Wag.com is a bubble 2.0 stab at Pets.com. For those of you too young to remember, Pets.com was a high-flying Internet retailer in 1999 and 2000. It sold pet food and other pet supplies online. Even in the frothy 1999 tech bubble, though, it was a puzzler that a company could make money selling dog food cheaply online and then paying for shipping on top of it.
In fact, Pets.com lost money selling and shipping low-margin pet consumables. So much that the company burned through its funding and folded less than two years after it launched.
Lesson learned, right? Apparently not. Quidsi believes that if they "start with the customer, and work our way back," as Quidsi's Marketing Director Earl Gordon says, they can make an online dog food business work. Because, clearly, nobody else has thought of this before.
The real secret is simply better logistics. There are three Wag.com warehouses, each with the entire inventory selection in them, to reduce shipping distances. Quidsi also uses proven Kiva robots to move items throughout its warehouses and help shop floor workers pack and pick shipments. "We've been doing this for a while," Gordon says. "We can efficiently deliver a a 40-pound bag of dog food."

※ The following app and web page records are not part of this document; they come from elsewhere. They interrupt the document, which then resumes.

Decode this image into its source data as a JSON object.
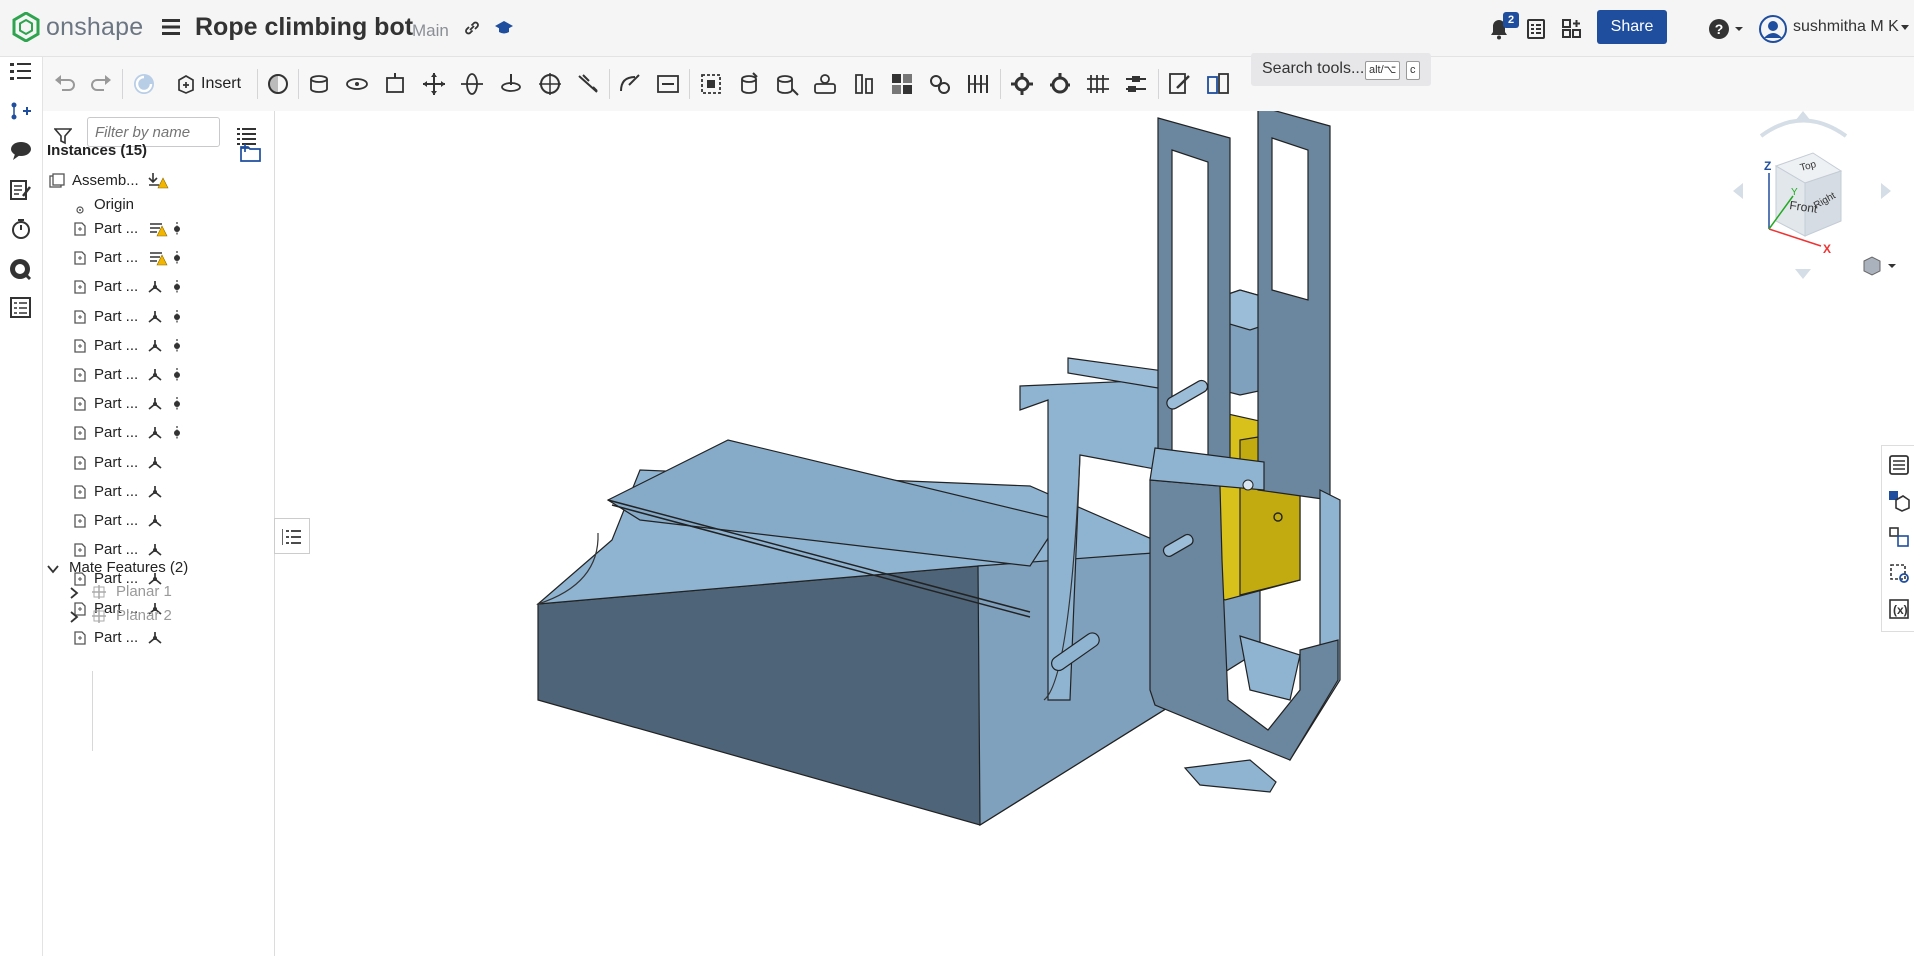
{
  "app": {
    "logo_text": "onshape"
  },
  "document": {
    "title": "Rope climbing bot",
    "branch": "Main"
  },
  "header": {
    "notification_count": "2",
    "share_label": "Share",
    "user_name": "sushmitha M K",
    "icons": [
      "link-icon",
      "education-icon",
      "bell-icon",
      "tasks-icon",
      "app-store-icon",
      "learning-center-icon",
      "help-icon",
      "user-avatar"
    ]
  },
  "toolbar": {
    "insert_label": "Insert",
    "search_label": "Search tools...",
    "search_kbd_1": "alt/⌥",
    "search_kbd_2": "c"
  },
  "panel": {
    "filter_placeholder": "Filter by name",
    "instances_header": "Instances (15)",
    "assembly_label": "Assemb...",
    "origin_label": "Origin",
    "part_label": "Part ...",
    "mate_header": "Mate Features (2)",
    "mates": [
      "Planar 1",
      "Planar 2"
    ]
  },
  "viewcube": {
    "front": "Front",
    "top": "Top",
    "right": "Right",
    "axis_x": "X",
    "axis_y": "Y",
    "axis_z": "Z"
  },
  "colors": {
    "accent": "#1f4e9e",
    "part_blue": "#8fb4d2",
    "part_shadow": "#4a6074",
    "yellow": "#d8c11a",
    "warning": "#f2b600"
  }
}
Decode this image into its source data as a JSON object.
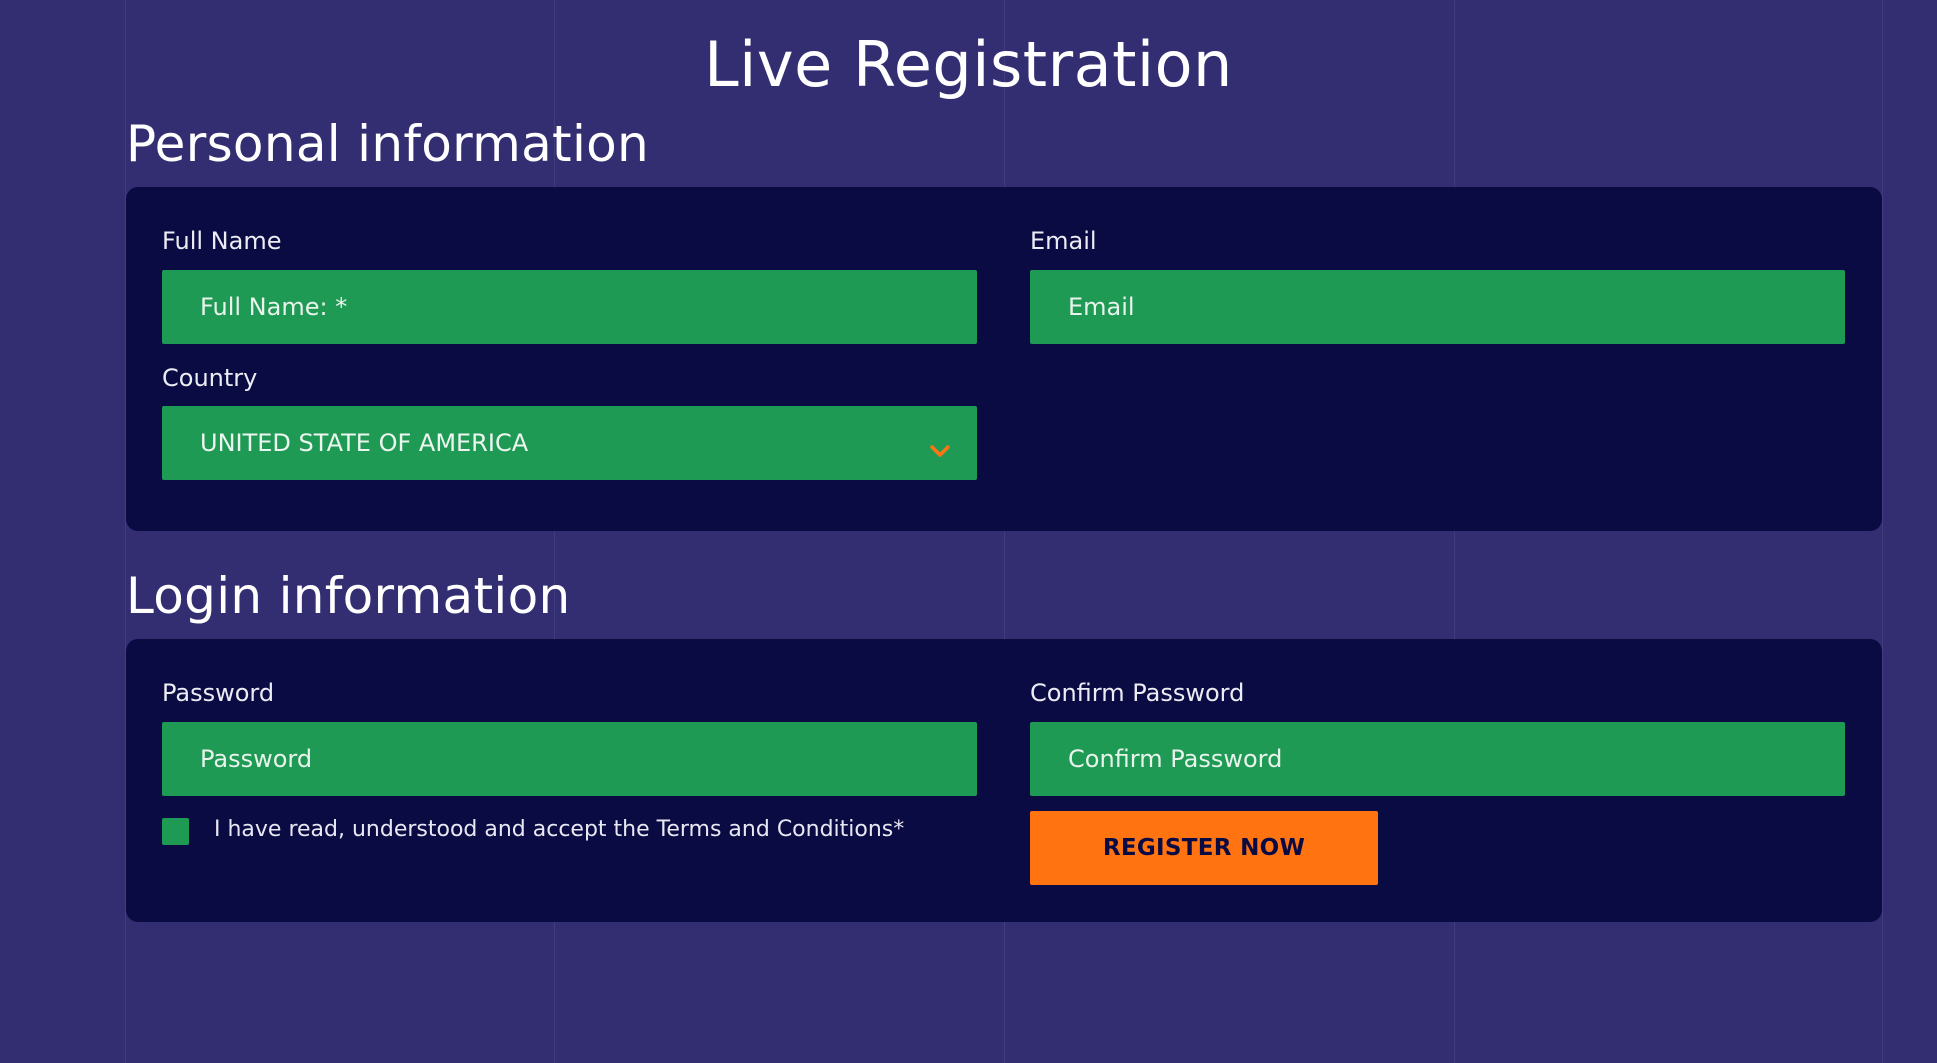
{
  "page": {
    "title": "Live Registration"
  },
  "personal": {
    "heading": "Personal information",
    "full_name": {
      "label": "Full Name",
      "placeholder": "Full Name: *",
      "value": ""
    },
    "email": {
      "label": "Email",
      "placeholder": "Email",
      "value": ""
    },
    "country": {
      "label": "Country",
      "selected": "UNITED STATE OF AMERICA",
      "icon": "chevron-down-icon"
    }
  },
  "login": {
    "heading": "Login information",
    "password": {
      "label": "Password",
      "placeholder": "Password",
      "value": ""
    },
    "confirm_password": {
      "label": "Confirm Password",
      "placeholder": "Confirm Password",
      "value": ""
    },
    "terms": {
      "text": "I have read, understood and accept the Terms and Conditions*",
      "checked": false
    },
    "register_label": "REGISTER NOW"
  },
  "colors": {
    "background": "#332e72",
    "panel": "#0b0b44",
    "field": "#1f9a55",
    "accent": "#ff7411"
  }
}
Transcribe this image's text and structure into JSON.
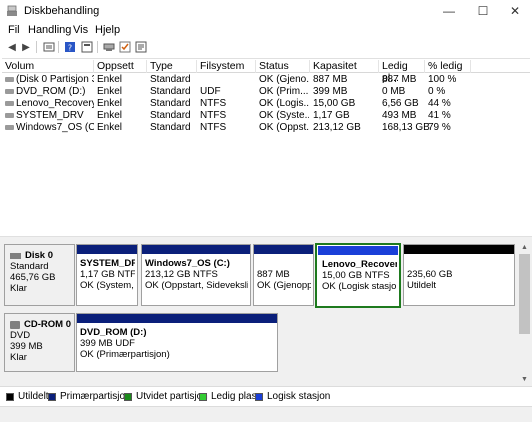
{
  "window": {
    "title": "Diskbehandling",
    "controls": {
      "minimize": "—",
      "maximize": "☐",
      "close": "✕"
    }
  },
  "menu": [
    "Fil",
    "Handling",
    "Vis",
    "Hjelp"
  ],
  "toolbar": [
    "back-icon",
    "forward-icon",
    "volume-list-icon",
    "help-icon",
    "properties-icon",
    "connect-icon",
    "check-icon",
    "settings-icon"
  ],
  "volume_list": {
    "columns": [
      "Volum",
      "Oppsett",
      "Type",
      "Filsystem",
      "Status",
      "Kapasitet",
      "Ledig pl...",
      "% ledig"
    ],
    "rows": [
      [
        "(Disk 0 Partisjon 3)",
        "Enkel",
        "Standard",
        "",
        "OK (Gjeno...",
        "887 MB",
        "887 MB",
        "100 %"
      ],
      [
        "DVD_ROM (D:)",
        "Enkel",
        "Standard",
        "UDF",
        "OK (Prim...",
        "399 MB",
        "0 MB",
        "0 %"
      ],
      [
        "Lenovo_Recovery",
        "Enkel",
        "Standard",
        "NTFS",
        "OK (Logis...",
        "15,00 GB",
        "6,56 GB",
        "44 %"
      ],
      [
        "SYSTEM_DRV",
        "Enkel",
        "Standard",
        "NTFS",
        "OK (Syste...",
        "1,17 GB",
        "493 MB",
        "41 %"
      ],
      [
        "Windows7_OS (C:)",
        "Enkel",
        "Standard",
        "NTFS",
        "OK (Oppst...",
        "213,12 GB",
        "168,13 GB",
        "79 %"
      ]
    ]
  },
  "disks": [
    {
      "name": "Disk 0",
      "type": "Standard",
      "size": "465,76 GB",
      "status": "Klar",
      "partitions": [
        {
          "name": "SYSTEM_DRV",
          "size": "1,17 GB NTFS",
          "status": "OK (System, A"
        },
        {
          "name": "Windows7_OS  (C:)",
          "size": "213,12 GB NTFS",
          "status": "OK (Oppstart, Sidevekslings"
        },
        {
          "name": "",
          "size": "887 MB",
          "status": "OK (Gjenoppr"
        },
        {
          "name": "Lenovo_Recovery",
          "size": "15,00 GB NTFS",
          "status": "OK (Logisk stasjon)"
        },
        {
          "name": "",
          "size": "235,60 GB",
          "status": "Utildelt"
        }
      ]
    },
    {
      "name": "CD-ROM 0",
      "type": "DVD",
      "size": "399 MB",
      "status": "Klar",
      "partitions": [
        {
          "name": "DVD_ROM  (D:)",
          "size": "399 MB UDF",
          "status": "OK (Primærpartisjon)"
        }
      ]
    }
  ],
  "legend": [
    {
      "label": "Utildelt",
      "color": "#000000"
    },
    {
      "label": "Primærpartisjon",
      "color": "#0a1f7a"
    },
    {
      "label": "Utvidet partisjon",
      "color": "#1a8a1a"
    },
    {
      "label": "Ledig plass",
      "color": "#33cc33"
    },
    {
      "label": "Logisk stasjon",
      "color": "#1a3fd8"
    }
  ],
  "colors": {
    "primary_bar": "#0a1f7a",
    "logical_bar": "#1a3fd8",
    "unallocated_bar": "#000000",
    "selected_border": "#1e7a1e"
  }
}
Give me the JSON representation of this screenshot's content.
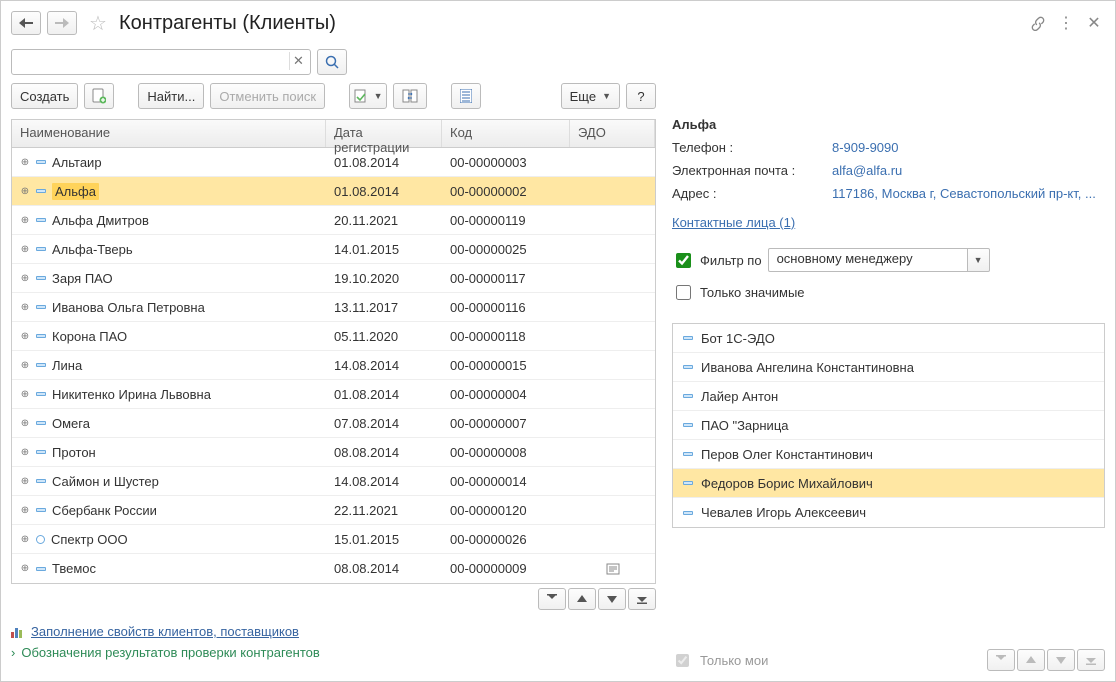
{
  "title": "Контрагенты (Клиенты)",
  "toolbar": {
    "create_label": "Создать",
    "find_label": "Найти...",
    "cancel_search_label": "Отменить поиск",
    "more_label": "Еще",
    "help_label": "?"
  },
  "search": {
    "value": "",
    "placeholder": ""
  },
  "grid": {
    "headers": {
      "name": "Наименование",
      "date": "Дата регистрации",
      "code": "Код",
      "edo": "ЭДО"
    },
    "rows": [
      {
        "name": "Альтаир",
        "date": "01.08.2014",
        "code": "00-00000003",
        "mark": "bar",
        "edo_icon": false
      },
      {
        "name": "Альфа",
        "date": "01.08.2014",
        "code": "00-00000002",
        "mark": "bar",
        "selected": true,
        "edo_icon": false
      },
      {
        "name": "Альфа Дмитров",
        "date": "20.11.2021",
        "code": "00-00000119",
        "mark": "bar",
        "edo_icon": false
      },
      {
        "name": "Альфа-Тверь",
        "date": "14.01.2015",
        "code": "00-00000025",
        "mark": "bar",
        "edo_icon": false
      },
      {
        "name": "Заря ПАО",
        "date": "19.10.2020",
        "code": "00-00000117",
        "mark": "bar",
        "edo_icon": false
      },
      {
        "name": "Иванова Ольга Петровна",
        "date": "13.11.2017",
        "code": "00-00000116",
        "mark": "bar",
        "edo_icon": false
      },
      {
        "name": "Корона ПАО",
        "date": "05.11.2020",
        "code": "00-00000118",
        "mark": "bar",
        "edo_icon": false
      },
      {
        "name": "Лина",
        "date": "14.08.2014",
        "code": "00-00000015",
        "mark": "bar",
        "edo_icon": false
      },
      {
        "name": "Никитенко Ирина Львовна",
        "date": "01.08.2014",
        "code": "00-00000004",
        "mark": "bar",
        "edo_icon": false
      },
      {
        "name": "Омега",
        "date": "07.08.2014",
        "code": "00-00000007",
        "mark": "bar",
        "edo_icon": false
      },
      {
        "name": "Протон",
        "date": "08.08.2014",
        "code": "00-00000008",
        "mark": "bar",
        "edo_icon": false
      },
      {
        "name": "Саймон и Шустер",
        "date": "14.08.2014",
        "code": "00-00000014",
        "mark": "bar",
        "edo_icon": false
      },
      {
        "name": "Сбербанк России",
        "date": "22.11.2021",
        "code": "00-00000120",
        "mark": "bar",
        "edo_icon": false
      },
      {
        "name": "Спектр ООО",
        "date": "15.01.2015",
        "code": "00-00000026",
        "mark": "circle",
        "edo_icon": false
      },
      {
        "name": "Твемос",
        "date": "08.08.2014",
        "code": "00-00000009",
        "mark": "bar",
        "edo_icon": true
      }
    ]
  },
  "footer": {
    "link1": "Заполнение свойств клиентов, поставщиков",
    "link2": "Обозначения результатов проверки контрагентов"
  },
  "detail": {
    "title": "Альфа",
    "phone_label": "Телефон :",
    "phone_value": "8-909-9090",
    "email_label": "Электронная почта :",
    "email_value": "alfa@alfa.ru",
    "address_label": "Адрес :",
    "address_value": "117186, Москва г, Севастопольский пр-кт, ...",
    "contacts_link": "Контактные лица (1)"
  },
  "filter": {
    "filter_by_label": "Фильтр по",
    "filter_by_checked": true,
    "filter_value": "основному менеджеру",
    "only_significant_label": "Только значимые",
    "only_significant_checked": false
  },
  "managers": [
    {
      "name": "Бот 1С-ЭДО"
    },
    {
      "name": "Иванова Ангелина Константиновна"
    },
    {
      "name": "Лайер Антон"
    },
    {
      "name": "ПАО \"Зарница"
    },
    {
      "name": "Перов Олег Константинович"
    },
    {
      "name": "Федоров Борис Михайлович",
      "selected": true
    },
    {
      "name": "Чевалев Игорь Алексеевич"
    }
  ],
  "right_footer": {
    "only_mine_label": "Только мои",
    "only_mine_checked": true
  }
}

The other trick to Wag.com, in addition to its ability to leverage Amazon's own marketing muscle, is that, "It's not all about dog food and cat litter." Josh Himwich, who runs commerce solution for Quidsi, says that the company would barely squeak by if it focused on selling commodities, as the Diapers.com brand already appears to do with its eponymous products. "Diapers are loss leaders at every single [retail] store. Not quite for us, but approaching it. If all you do is sell dogfood, you won't stay in business." … Read more